The greatest snowfall is likely across parts of Minnesota, Iowa into Wisconsin, with locally 8-12 inches of snow possible over the next three days.
TROUGH DEVELOP ARCTIC COLD BLAST FOR THE SOUTHEAST
While the frontal system is spreading the winter storm and snow across the Midwest and Great Lakes on Friday, the parent upper core will be strengthening. A rather impressive deepening of the upper-level low can be seen on the attached 500 mbar chart below, centered over the western portions of the Midwest by early Friday. Notice how the low is literally trapped in-between the two upper Highs to its east and west, so it has a clear way for further movement towards the Southeast United States and the East Coast.
The associated surface low becomes very large, basically creating a dipole pattern across the Contiguous United States on Friday. An impressive side-by-side large scale features can be seen below, with deep low 990s surface pressure sitting over the Midwest. While a large surface high-pressure system is established across the western United States, extending into southern Canada. There will be almost 50 mbar pressure difference between the two, with textbook meridional northerly flow established.

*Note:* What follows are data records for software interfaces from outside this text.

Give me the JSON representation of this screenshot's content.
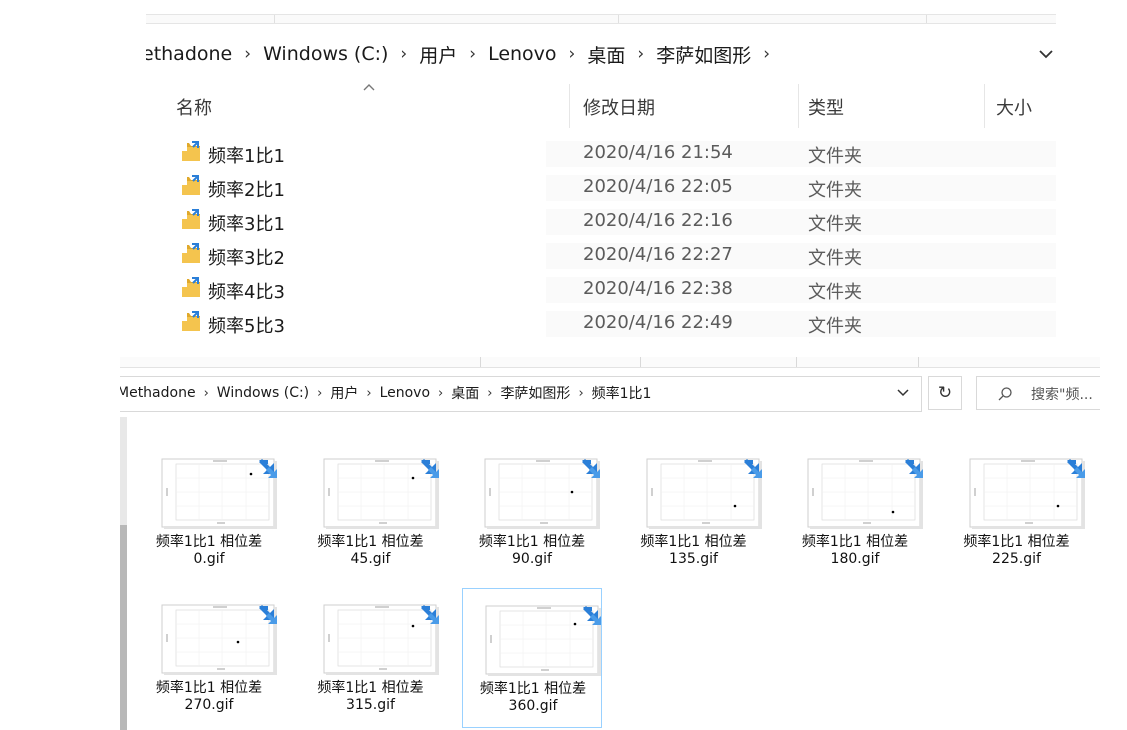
{
  "top_window": {
    "breadcrumb": [
      "ethadone",
      "Windows (C:)",
      "用户",
      "Lenovo",
      "桌面",
      "李萨如图形"
    ],
    "breadcrumb_separator": "›",
    "columns": {
      "name": "名称",
      "date_modified": "修改日期",
      "type": "类型",
      "size": "大小"
    },
    "sort_indicator": "^",
    "rows": [
      {
        "name": "频率1比1",
        "date": "2020/4/16 21:54",
        "type": "文件夹"
      },
      {
        "name": "频率2比1",
        "date": "2020/4/16 22:05",
        "type": "文件夹"
      },
      {
        "name": "频率3比1",
        "date": "2020/4/16 22:16",
        "type": "文件夹"
      },
      {
        "name": "频率3比2",
        "date": "2020/4/16 22:27",
        "type": "文件夹"
      },
      {
        "name": "频率4比3",
        "date": "2020/4/16 22:38",
        "type": "文件夹"
      },
      {
        "name": "频率5比3",
        "date": "2020/4/16 22:49",
        "type": "文件夹"
      }
    ]
  },
  "bottom_window": {
    "breadcrumb": [
      "Methadone",
      "Windows (C:)",
      "用户",
      "Lenovo",
      "桌面",
      "李萨如图形",
      "频率1比1"
    ],
    "breadcrumb_separator": "›",
    "refresh_glyph": "↻",
    "search_placeholder": "搜索\"频...",
    "files": [
      {
        "label_line1": "频率1比1 相位差",
        "label_line2": "0.gif"
      },
      {
        "label_line1": "频率1比1 相位差",
        "label_line2": "45.gif"
      },
      {
        "label_line1": "频率1比1 相位差",
        "label_line2": "90.gif"
      },
      {
        "label_line1": "频率1比1 相位差",
        "label_line2": "135.gif"
      },
      {
        "label_line1": "频率1比1 相位差",
        "label_line2": "180.gif"
      },
      {
        "label_line1": "频率1比1 相位差",
        "label_line2": "225.gif"
      },
      {
        "label_line1": "频率1比1 相位差",
        "label_line2": "270.gif"
      },
      {
        "label_line1": "频率1比1 相位差",
        "label_line2": "315.gif"
      },
      {
        "label_line1": "频率1比1 相位差",
        "label_line2": "360.gif",
        "selected": true
      }
    ]
  },
  "colors": {
    "folder": "#f4c44e",
    "folder_dark": "#e0a92b",
    "shortcut_badge": "#2b7fd8",
    "selection_border": "#99d1ff",
    "plot_dot": "#000000"
  },
  "icons": {
    "folder": "folder-icon",
    "shortcut": "shortcut-arrow-icon",
    "chevron": "chevron-down-icon",
    "refresh": "refresh-icon",
    "search": "search-icon"
  }
}
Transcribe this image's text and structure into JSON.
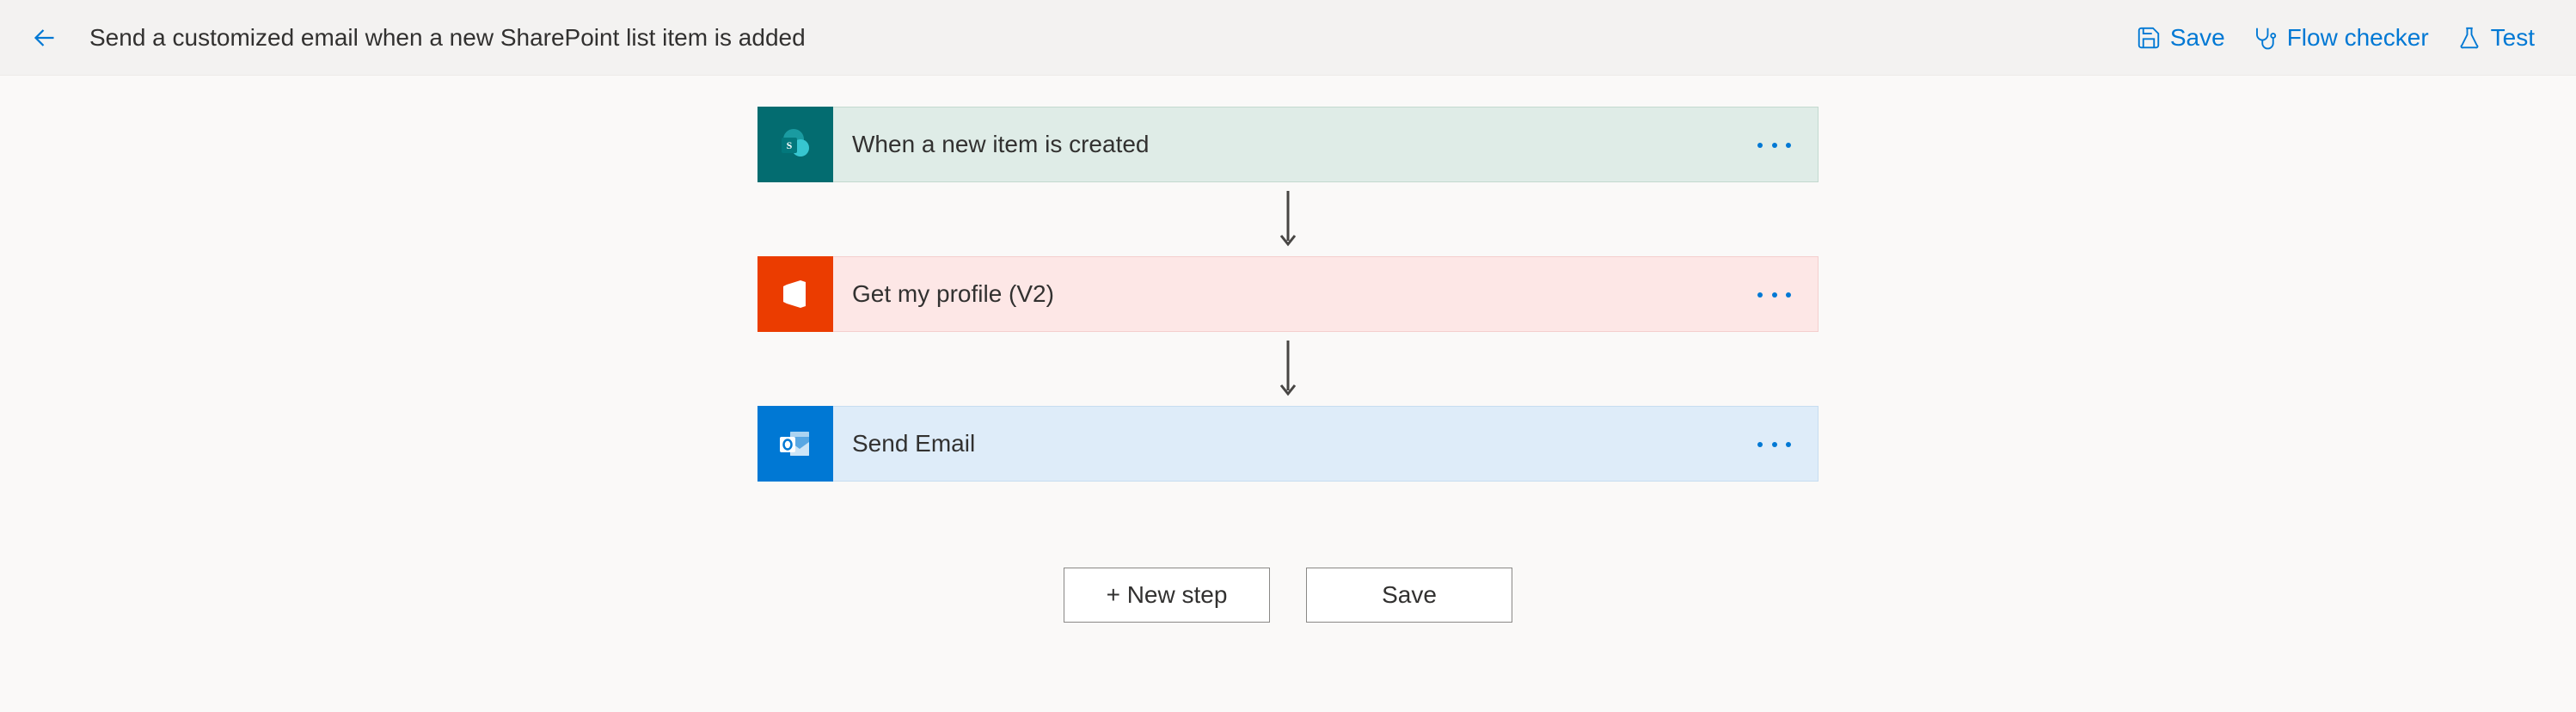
{
  "header": {
    "title": "Send a customized email when a new SharePoint list item is added",
    "actions": {
      "save": "Save",
      "flow_checker": "Flow checker",
      "test": "Test"
    }
  },
  "steps": [
    {
      "label": "When a new item is created",
      "connector": "sharepoint"
    },
    {
      "label": "Get my profile (V2)",
      "connector": "office"
    },
    {
      "label": "Send Email",
      "connector": "outlook"
    }
  ],
  "footer": {
    "new_step": "+ New step",
    "save": "Save"
  }
}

This means nothing else than a strengthening cold advection of the Arctic air mass deep south into the central portions of the United States. Thanks to the remaining relatively strong pressure gradient between the two systems. Keep in mind we are now in mid-January, so the temperatures will be quite colder across the central parts. The European model hints close to 8 °C below the normal for this time of the year.

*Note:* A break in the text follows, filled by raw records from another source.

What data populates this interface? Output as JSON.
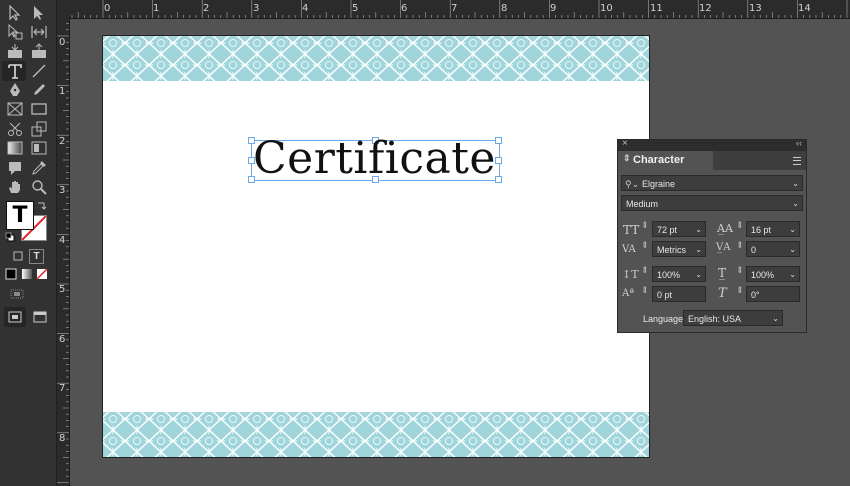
{
  "ruler": {
    "top": [
      "0",
      "1",
      "2",
      "3",
      "4",
      "5",
      "6",
      "7",
      "8",
      "9",
      "10",
      "11",
      "12",
      "13",
      "14"
    ],
    "left": [
      "0",
      "1",
      "2",
      "3",
      "4",
      "5",
      "6",
      "7",
      "8"
    ]
  },
  "document": {
    "title_text": "Certificate",
    "band_color": "#9fd5db"
  },
  "character_panel": {
    "tab_label": "Character",
    "font_family": "Elgraine",
    "font_style": "Medium",
    "font_size": "72 pt",
    "leading": "16 pt",
    "kerning": "Metrics",
    "tracking": "0",
    "vertical_scale": "100%",
    "horizontal_scale": "100%",
    "baseline_shift": "0 pt",
    "skew": "0°",
    "language_label": "Language:",
    "language_value": "English: USA"
  },
  "tools": [
    "selection-tool",
    "direct-selection-tool",
    "page-tool",
    "gap-tool",
    "content-collector-tool",
    "content-placer-tool",
    "type-tool",
    "line-tool",
    "pen-tool",
    "pencil-tool",
    "rectangle-frame-tool",
    "rectangle-tool",
    "scissors-tool",
    "free-transform-tool",
    "gradient-swatch-tool",
    "gradient-feather-tool",
    "note-tool",
    "eyedropper-tool",
    "hand-tool",
    "zoom-tool"
  ]
}
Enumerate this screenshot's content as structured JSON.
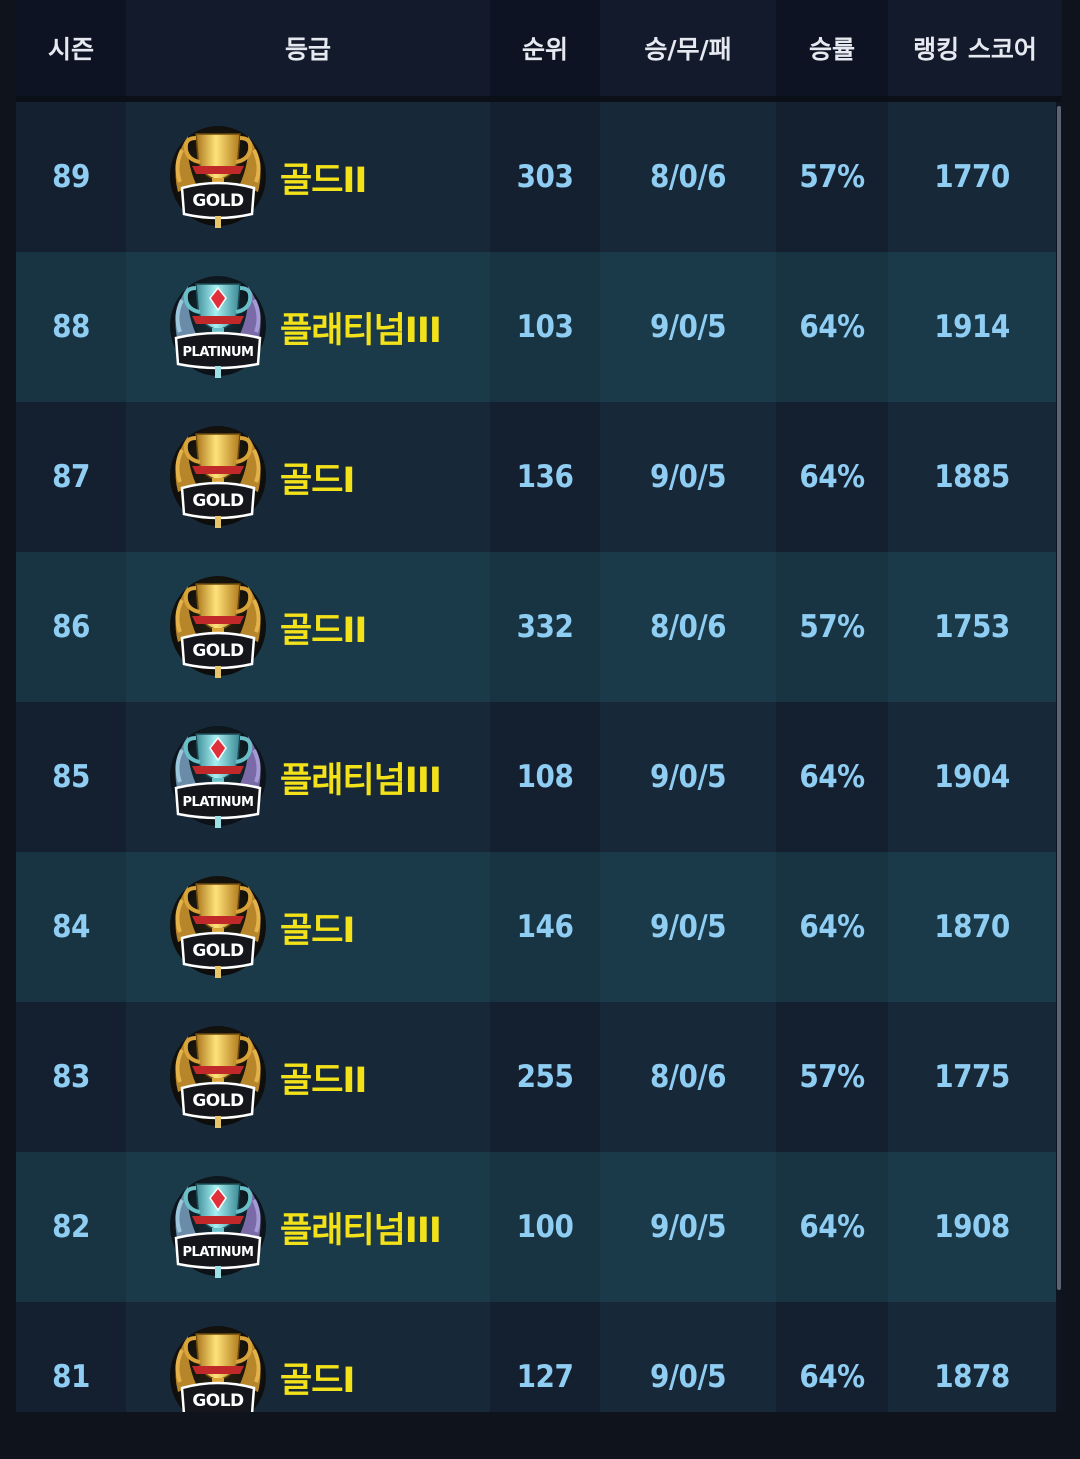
{
  "header": {
    "season": "시즌",
    "tier": "등급",
    "rank": "순위",
    "record": "승/무/패",
    "win_rate": "승률",
    "ranking_score": "랭킹 스코어"
  },
  "badge_text": {
    "gold": "GOLD",
    "platinum": "PLATINUM"
  },
  "colors": {
    "tier_text": "#f3e21a",
    "value_text": "#8fcdf3",
    "header_text": "#e6e9ef"
  },
  "rows": [
    {
      "season": "89",
      "badge": "gold-trophy-icon",
      "tier": "골드II",
      "rank": "303",
      "record": "8/0/6",
      "win_rate": "57%",
      "score": "1770"
    },
    {
      "season": "88",
      "badge": "platinum-trophy-icon",
      "tier": "플래티넘III",
      "rank": "103",
      "record": "9/0/5",
      "win_rate": "64%",
      "score": "1914"
    },
    {
      "season": "87",
      "badge": "gold-trophy-icon",
      "tier": "골드I",
      "rank": "136",
      "record": "9/0/5",
      "win_rate": "64%",
      "score": "1885"
    },
    {
      "season": "86",
      "badge": "gold-trophy-icon",
      "tier": "골드II",
      "rank": "332",
      "record": "8/0/6",
      "win_rate": "57%",
      "score": "1753"
    },
    {
      "season": "85",
      "badge": "platinum-trophy-icon",
      "tier": "플래티넘III",
      "rank": "108",
      "record": "9/0/5",
      "win_rate": "64%",
      "score": "1904"
    },
    {
      "season": "84",
      "badge": "gold-trophy-icon",
      "tier": "골드I",
      "rank": "146",
      "record": "9/0/5",
      "win_rate": "64%",
      "score": "1870"
    },
    {
      "season": "83",
      "badge": "gold-trophy-icon",
      "tier": "골드II",
      "rank": "255",
      "record": "8/0/6",
      "win_rate": "57%",
      "score": "1775"
    },
    {
      "season": "82",
      "badge": "platinum-trophy-icon",
      "tier": "플래티넘III",
      "rank": "100",
      "record": "9/0/5",
      "win_rate": "64%",
      "score": "1908"
    },
    {
      "season": "81",
      "badge": "gold-trophy-icon",
      "tier": "골드I",
      "rank": "127",
      "record": "9/0/5",
      "win_rate": "64%",
      "score": "1878"
    }
  ]
}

With such a pattern established, the help of the upper Highs from Canada, the core moving towards the Southeast United States deepens even more into the weekend. The core will become very intense while crossing Tennessee Valley into the Southeast states through Friday night into Saturday morning. Easily dominating the eastern half of the United States and the Southeast. Further strengthening of the upper-level pattern is also seen on the west and especially over Canada.
The intense upper core will maintain a strong surface low, although its central pressure will be gradually rising on Saturday. This will diminish the winter storm potential for the Great Lakes and the Northeast United States, but its size will still favor northerly winds towards the Gulf Coast. Again, thanks to the high pressure established further west.
Northerlies will continue blowing far south and bring very cold air mass all the way across the deep South of the United States over the weekend, including the Gulf Coast, Florida, and most of the Gulf of Mexico as well. Extreme temperature anomaly is forecast, with even more than 10 °C colder temperatures than normal spread across the Southeast and the Central/Eastern Gulf Coast on Saturday.
This could bring below-freezing temperatures from Mississippi across Alabama into Georgia and parts of northern Florida in the morning on Sunday.
THE SYSTEM FINALLY WEAKENS BY SUNDAY
The intense upper wave will be finally losing its strength over the weekend, as it ejects the Southeast United States and moves off the East Coast to the Atlantic on Sunday. Its core will still be quite deep, but its relation to the surface will be significantly lower. The surface low will move into the Northeast and New England, while higher pressure will begin spreading over the Deep South of the country.
The remnants of northerlies across the Southeast will still maintain very cold air mass aloft but will be weakening. However, still quite lower than normal temperature anomalies will be spread across the region, gradually improving to the north and west.